8 thoughts on “Stupid Doctor Tricks: Physicians’ Biggest Financial Mistakes”
Two events to note:
Joining the military: very rewarding to my experience and character, but effectively froze my income potential until I separated.
Bad timing: accumulated money for a down payment in a stock based mutual fund. We bought the home in 2009 when I left the military; guess what the mortgage crash of 2008 did to our balance. The lesson was to diversify so we could pick from cash and bond funds during bear markets.
Happily married to an equal partner who is willing to weather any market with me equally!
Early in my career I received a letter on very expensive paper with real gold leaf. Very elegant!
The investment company was offering a method to lower my income and save taxes.
They would bill me for up to 50% of my income thus reducing my taxable income.
At retirement they would start returning it to me at a lower tax rate.
The plan was endorsed by a couple of astronauts and several Senators.
I’m sure when I went to retrieve the money at retirement the company would vanish. Furthermore, I’m sure the IRS would surely see this for the tax dodge it was and charge interest and penalties!
Luckily I passed on this unbelievable offer.
At one point in my life, I wanted more levered exposure to stocks. I though investing in options would be a great way for me to make quick money. I started off small and quickly made a few thousand dollars by writing put options which expired without being exercised. I stood tall and felt confident of my ability.

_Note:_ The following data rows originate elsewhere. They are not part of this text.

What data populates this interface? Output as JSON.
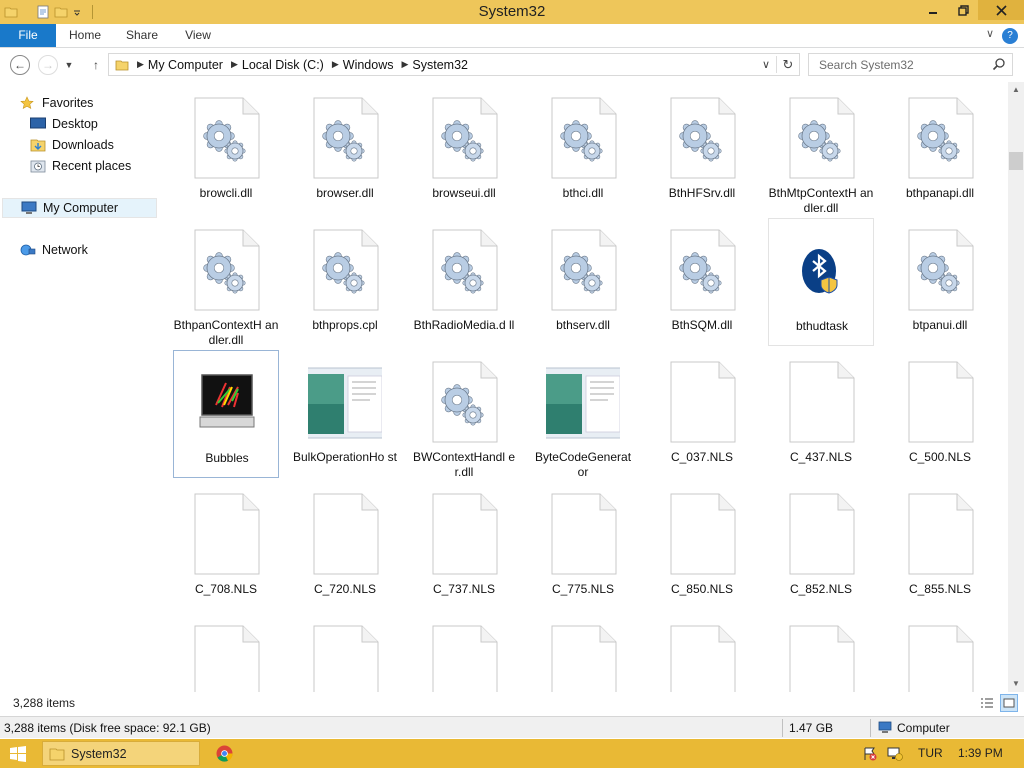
{
  "window": {
    "title": "System32"
  },
  "ribbon": {
    "tabs": [
      "File",
      "Home",
      "Share",
      "View"
    ]
  },
  "address": {
    "crumbs": [
      "My Computer",
      "Local Disk (C:)",
      "Windows",
      "System32"
    ]
  },
  "search": {
    "placeholder": "Search System32"
  },
  "navpane": {
    "favorites": "Favorites",
    "desktop": "Desktop",
    "downloads": "Downloads",
    "recent": "Recent places",
    "computer": "My Computer",
    "network": "Network"
  },
  "files": [
    {
      "name": "browcli.dll",
      "type": "dll"
    },
    {
      "name": "browser.dll",
      "type": "dll"
    },
    {
      "name": "browseui.dll",
      "type": "dll"
    },
    {
      "name": "bthci.dll",
      "type": "dll"
    },
    {
      "name": "BthHFSrv.dll",
      "type": "dll"
    },
    {
      "name": "BthMtpContextH andler.dll",
      "type": "dll"
    },
    {
      "name": "bthpanapi.dll",
      "type": "dll"
    },
    {
      "name": "BthpanContextH andler.dll",
      "type": "dll"
    },
    {
      "name": "bthprops.cpl",
      "type": "dll"
    },
    {
      "name": "BthRadioMedia.d ll",
      "type": "dll"
    },
    {
      "name": "bthserv.dll",
      "type": "dll"
    },
    {
      "name": "BthSQM.dll",
      "type": "dll"
    },
    {
      "name": "bthudtask",
      "type": "bluetooth"
    },
    {
      "name": "btpanui.dll",
      "type": "dll"
    },
    {
      "name": "Bubbles",
      "type": "screensaver"
    },
    {
      "name": "BulkOperationHo st",
      "type": "app"
    },
    {
      "name": "BWContextHandl er.dll",
      "type": "dll"
    },
    {
      "name": "ByteCodeGenerat or",
      "type": "app"
    },
    {
      "name": "C_037.NLS",
      "type": "blank"
    },
    {
      "name": "C_437.NLS",
      "type": "blank"
    },
    {
      "name": "C_500.NLS",
      "type": "blank"
    },
    {
      "name": "C_708.NLS",
      "type": "blank"
    },
    {
      "name": "C_720.NLS",
      "type": "blank"
    },
    {
      "name": "C_737.NLS",
      "type": "blank"
    },
    {
      "name": "C_775.NLS",
      "type": "blank"
    },
    {
      "name": "C_850.NLS",
      "type": "blank"
    },
    {
      "name": "C_852.NLS",
      "type": "blank"
    },
    {
      "name": "C_855.NLS",
      "type": "blank"
    },
    {
      "name": "",
      "type": "blank"
    },
    {
      "name": "",
      "type": "blank"
    },
    {
      "name": "",
      "type": "blank"
    },
    {
      "name": "",
      "type": "blank"
    },
    {
      "name": "",
      "type": "blank"
    },
    {
      "name": "",
      "type": "blank"
    },
    {
      "name": "",
      "type": "blank"
    }
  ],
  "status": {
    "items": "3,288 items"
  },
  "infobar": {
    "left": "3,288 items (Disk free space: 92.1 GB)",
    "size": "1.47 GB",
    "location": "Computer"
  },
  "taskbar": {
    "window": "System32",
    "lang": "TUR",
    "clock": "1:39 PM"
  },
  "colors": {
    "accent": "#1979ca",
    "titlebar": "#eec65a",
    "taskbar": "#e9b935"
  }
}
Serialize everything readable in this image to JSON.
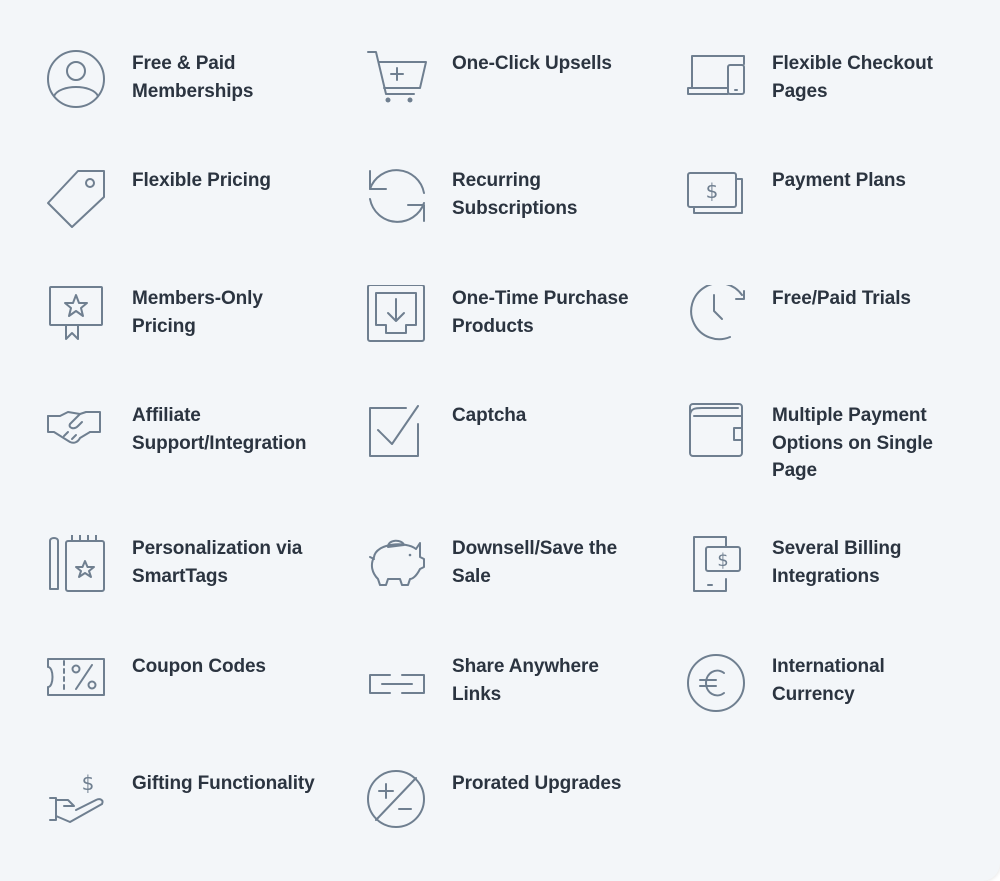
{
  "colors": {
    "background": "#f3f6f9",
    "text": "#2b3440",
    "icon": "#6f7f90"
  },
  "features": [
    {
      "icon": "user-circle-icon",
      "label_lines": [
        "Free & Paid",
        "Memberships"
      ]
    },
    {
      "icon": "cart-plus-icon",
      "label_lines": [
        "One-Click Upsells"
      ]
    },
    {
      "icon": "laptop-mobile-icon",
      "label_lines": [
        "Flexible Checkout",
        "Pages"
      ]
    },
    {
      "icon": "price-tag-icon",
      "label_lines": [
        "Flexible Pricing"
      ]
    },
    {
      "icon": "refresh-arrows-icon",
      "label_lines": [
        "Recurring",
        "Subscriptions"
      ]
    },
    {
      "icon": "banknote-dollar-icon",
      "label_lines": [
        "Payment Plans"
      ]
    },
    {
      "icon": "certificate-star-icon",
      "label_lines": [
        "Members-Only",
        "Pricing"
      ]
    },
    {
      "icon": "download-tray-icon",
      "label_lines": [
        "One-Time Purchase",
        "Products"
      ]
    },
    {
      "icon": "clock-rotate-icon",
      "label_lines": [
        "Free/Paid Trials"
      ]
    },
    {
      "icon": "handshake-icon",
      "label_lines": [
        "Affiliate",
        "Support/Integration"
      ]
    },
    {
      "icon": "checkbox-check-icon",
      "label_lines": [
        "Captcha"
      ]
    },
    {
      "icon": "wallet-icon",
      "label_lines": [
        "Multiple Payment",
        "Options on Single",
        "Page"
      ]
    },
    {
      "icon": "notebook-star-pen-icon",
      "label_lines": [
        "Personalization via",
        "SmartTags"
      ]
    },
    {
      "icon": "piggy-bank-icon",
      "label_lines": [
        "Downsell/Save the",
        "Sale"
      ]
    },
    {
      "icon": "phone-dollar-icon",
      "label_lines": [
        "Several Billing",
        "Integrations"
      ]
    },
    {
      "icon": "coupon-percent-icon",
      "label_lines": [
        "Coupon Codes"
      ]
    },
    {
      "icon": "link-icon",
      "label_lines": [
        "Share Anywhere",
        "Links"
      ]
    },
    {
      "icon": "euro-circle-icon",
      "label_lines": [
        "International",
        "Currency"
      ]
    },
    {
      "icon": "hand-dollar-icon",
      "label_lines": [
        "Gifting Functionality"
      ]
    },
    {
      "icon": "plus-minus-circle-icon",
      "label_lines": [
        "Prorated Upgrades"
      ]
    }
  ]
}
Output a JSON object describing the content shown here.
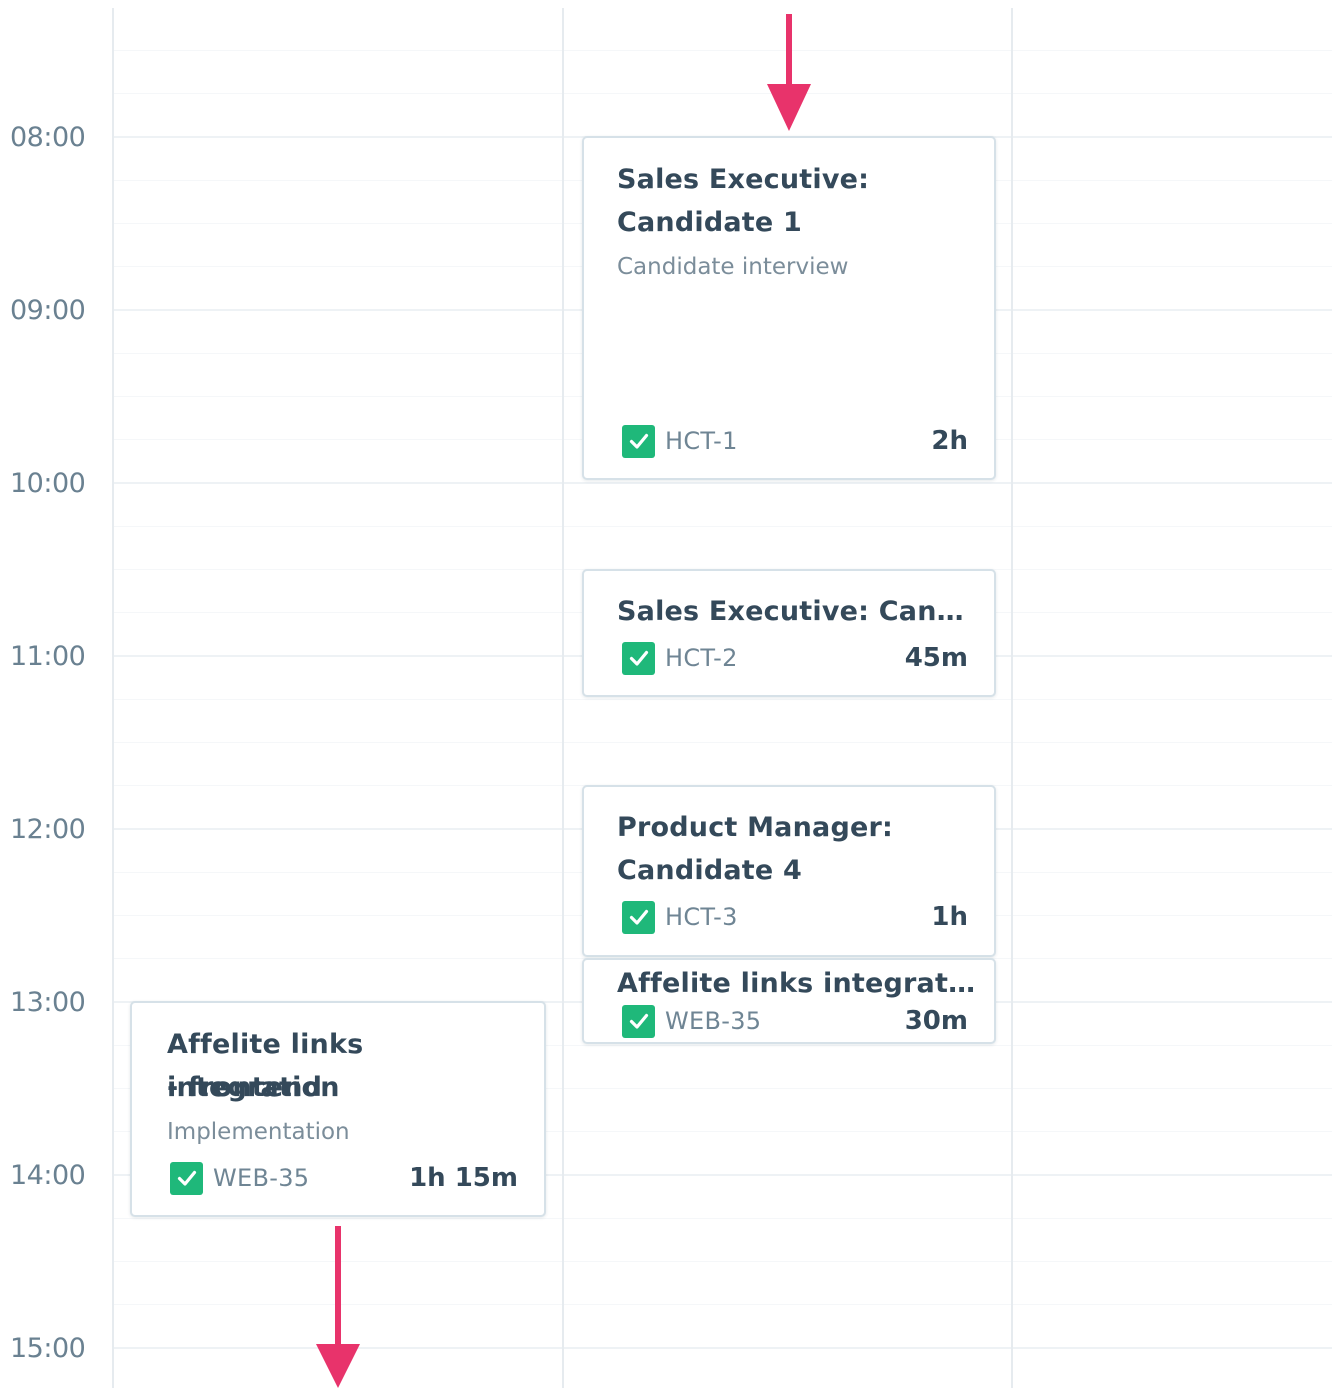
{
  "time_labels": [
    "08:00",
    "09:00",
    "10:00",
    "11:00",
    "12:00",
    "13:00",
    "14:00",
    "15:00"
  ],
  "events": [
    {
      "title_line1": "Sales Executive:",
      "title_line2": "Candidate 1",
      "subtitle": "Candidate interview",
      "task_key": "HCT-1",
      "duration": "2h"
    },
    {
      "title": "Sales Executive: Candid...",
      "task_key": "HCT-2",
      "duration": "45m"
    },
    {
      "title_line1": "Product Manager:",
      "title_line2": "Candidate 4",
      "task_key": "HCT-3",
      "duration": "1h"
    },
    {
      "title": "Affelite links integratio...",
      "task_key": "WEB-35",
      "duration": "30m"
    },
    {
      "title_line1": "Affelite links integration",
      "title_line2": "- frontend",
      "subtitle": "Implementation",
      "task_key": "WEB-35",
      "duration": "1h 15m"
    }
  ],
  "colors": {
    "accent_check": "#1fb87a",
    "arrow": "#e8336b",
    "card_border": "#d6e1e8",
    "text_dark": "#34495a",
    "text_muted": "#6f8594"
  },
  "icons": {
    "status": "checkbox-checked-icon",
    "drag_indicator": "arrow-down-icon"
  }
}
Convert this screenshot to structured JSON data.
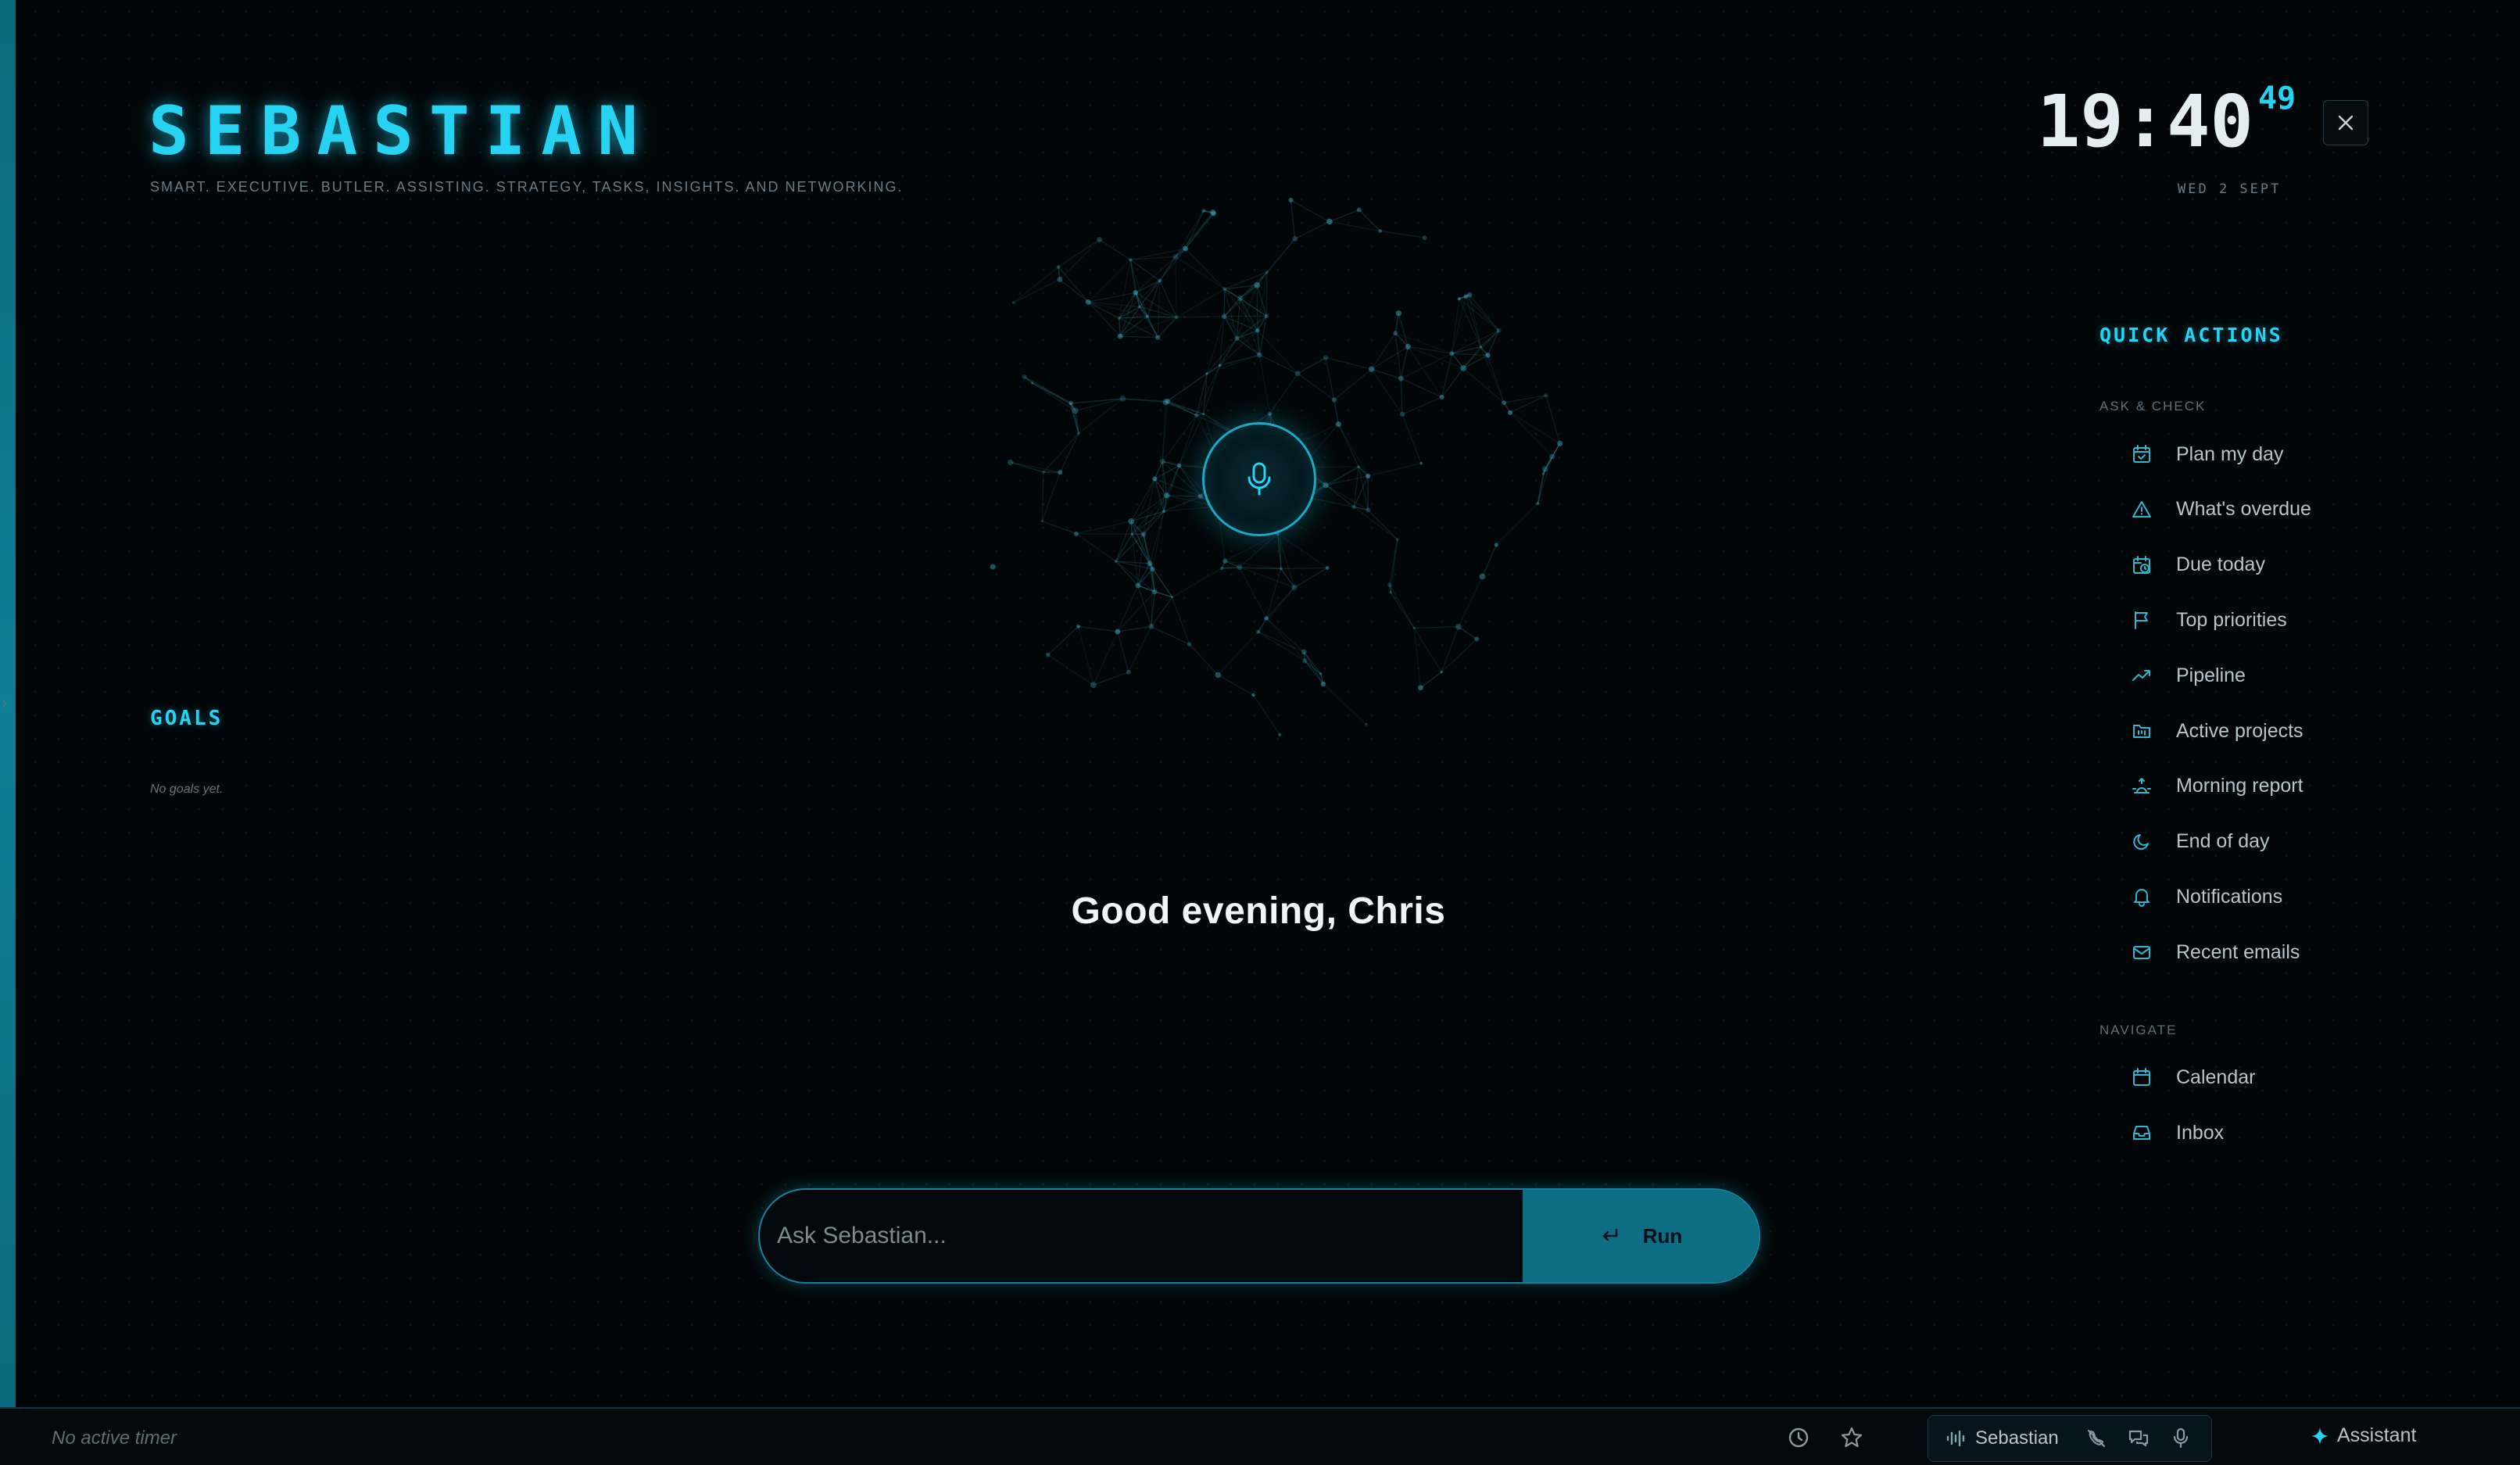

I decided to up my game and put over $30,000 to work on another option. This time, it did not work out well for me. I was long the option. The price fell over a period of time but I was too stubborn to get out. Ultimately, I lost 100% of the cost.
That was the last time I got myself into options. I also realized that sticking with plain, time proven investments such as the S&P 500 index or real estate is the best way to go.
Homeowner’s Insurance-When rates climbed, I called USAA and asked about higher deductibles. I went with 10% deductible. I didn’t read the electronic copy of the policy. The clerk didn’t explain it. I thought this was 10% of loss but was 10% of home value per claim. Hail damage and new roof followed. Insurance paid zero.
I married a fiscally irresponsible spouse. I’m lucky to have emerged from that marriage at age 44 without being bankrupted. Thankfully, he assumed responsibility for the $250K in debt he’d run up, and it was in our property settlement.
Also used financial “advisor” to purchase front loaded investments. I can’t list that as a total disaster as they’ve performed well, but still… I lost faith in her when I started teaching HER things about personal finance and tax planning, and realized she probably advised me to file for SS at age 62 so as to delay distributions from accounts she was earning money on.
Good point about the SS – I have been told the same.
Planning to get established with Vanguard soon.
Lynne, If you filed for Social Security within a year, you can get a one time “do-over”. Repay all of the benefits to date.
I paid the stupid tax on a new Audi A8. Learned my lesson. I revenge paid off my mortgage though .